Of the lines below, report only those that contain "icon".

BEGIN Supplied records

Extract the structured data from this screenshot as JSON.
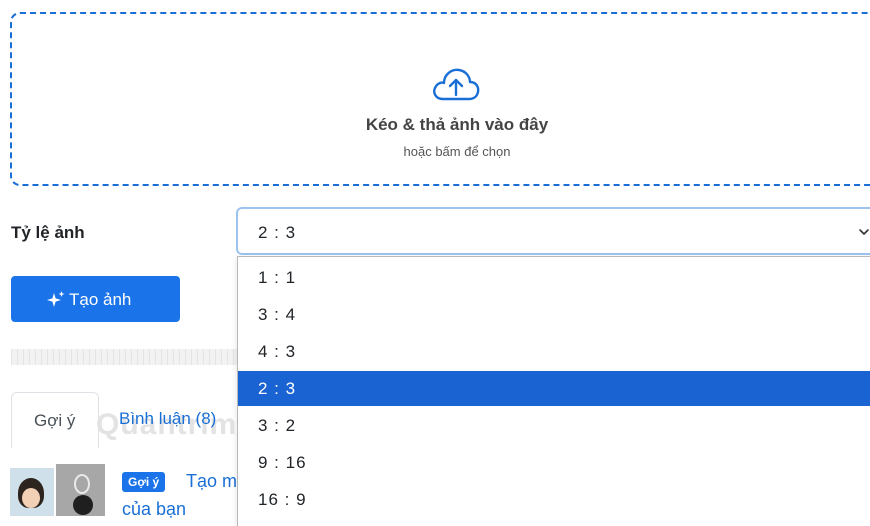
{
  "upload": {
    "title": "Kéo & thả ảnh vào đây",
    "subtitle": "hoặc bấm để chọn",
    "icon": "cloud-upload-icon"
  },
  "ratio": {
    "label": "Tỷ lệ ảnh",
    "selected": "2 : 3",
    "options": [
      "1 : 1",
      "3 : 4",
      "4 : 3",
      "2 : 3",
      "3 : 2",
      "9 : 16",
      "16 : 9"
    ]
  },
  "create_button": {
    "label": "Tạo ảnh",
    "icon": "sparkles-icon"
  },
  "tabs": [
    {
      "label": "Gợi ý",
      "active": true
    },
    {
      "label": "Bình luận (8)",
      "active": false
    }
  ],
  "suggestion": {
    "badge": "Gợi ý",
    "title_line1": "Tạo m",
    "title_line2": "của bạn"
  },
  "watermark": "Quantrimang",
  "colors": {
    "accent": "#1a73e8",
    "selected_option": "#1a63d2",
    "dropzone_border": "#1a6fd6"
  }
}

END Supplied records

#### Response for this exercise:
    "icon": "cloud-upload-icon"
    "icon": "sparkles-icon"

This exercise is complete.